computer games fun can offer an interesting new light onwhat
will motivate a student to learn.” Armando Baltra, Professor inthe department of Early Childhood Education, California StateUniversity
In the first part of this booklet, you'll get some ideas of how to beginmaking use of online computer games* in the classroom and becomefamiliar with different genres of games and how they might lendthemselves to being used with learners.
* In this booklet, I use the terms
to mean the same thing –i.e. any game played on a games console (such as the
,etc.); desktop or laptop computer; or handheld/mobile device (
, mobile phone, tablet, etc).
How to get started
Are you a gamer? Do your learners play computer games? My guess is that most of you will answer 'No'to the first question above, and 'Yes' to the second one. There seems to be an experience gap betweenteachers and learners when it comes to playing video games, and many teachers don't even ask theirstudents about the games they play, even though in many cases the time they spend playing them mayexceed the time they spend on other free time activities. The point of this booklet is to get you to thinkabout changing this, and if you find your learners do spend lots of their free time playing computergames, then you will find a lot of activities to help you in the classroom.The best way to get started is to
talk to your learners about the games they play and
play somegames yourself. Although it's not strictly necessary for you to play computer games in order to use themin the classroom, I believe there is nothing that can take the place of real experience. Playing a computergame or two, especially if you aren't normally a gamer, will give you a better idea of how your learnersfeel when they play games

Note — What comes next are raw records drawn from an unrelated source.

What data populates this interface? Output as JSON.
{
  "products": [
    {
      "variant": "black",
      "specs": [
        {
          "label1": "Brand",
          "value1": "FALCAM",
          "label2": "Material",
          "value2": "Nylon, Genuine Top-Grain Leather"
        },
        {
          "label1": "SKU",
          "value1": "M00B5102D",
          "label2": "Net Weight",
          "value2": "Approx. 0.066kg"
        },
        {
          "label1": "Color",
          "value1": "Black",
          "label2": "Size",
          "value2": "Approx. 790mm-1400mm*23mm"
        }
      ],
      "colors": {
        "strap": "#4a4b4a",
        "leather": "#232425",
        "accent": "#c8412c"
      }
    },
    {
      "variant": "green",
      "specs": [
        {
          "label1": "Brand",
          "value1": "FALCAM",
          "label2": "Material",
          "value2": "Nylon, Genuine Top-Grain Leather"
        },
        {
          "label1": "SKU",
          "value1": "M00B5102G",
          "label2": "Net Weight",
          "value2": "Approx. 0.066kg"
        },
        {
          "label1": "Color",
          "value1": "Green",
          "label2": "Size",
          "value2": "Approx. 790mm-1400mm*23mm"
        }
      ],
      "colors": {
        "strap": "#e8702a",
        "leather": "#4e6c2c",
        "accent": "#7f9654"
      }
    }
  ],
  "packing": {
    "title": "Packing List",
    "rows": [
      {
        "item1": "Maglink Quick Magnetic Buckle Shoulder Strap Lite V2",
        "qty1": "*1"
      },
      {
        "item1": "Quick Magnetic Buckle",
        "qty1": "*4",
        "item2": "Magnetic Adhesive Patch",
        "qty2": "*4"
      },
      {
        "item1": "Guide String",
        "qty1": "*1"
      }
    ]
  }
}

There are many types of computer game genres (seehttp://en.wikipedia.org/wiki/Video_game_genres)but not all of them are suitable for encouraging language skills practice. The games we are going toconentrate on here are all short online digital games built around an information gap.They include:-
Escape the room
a) Next time you can, question your learners about the video games they play and ask them if they thinkthey have learned any English (or other language) from playing them.b) Play one or two of the games mentioned in this booklet and think about how they could be used in theclassroom with learners. Here are a couple to get you started:
if you have more time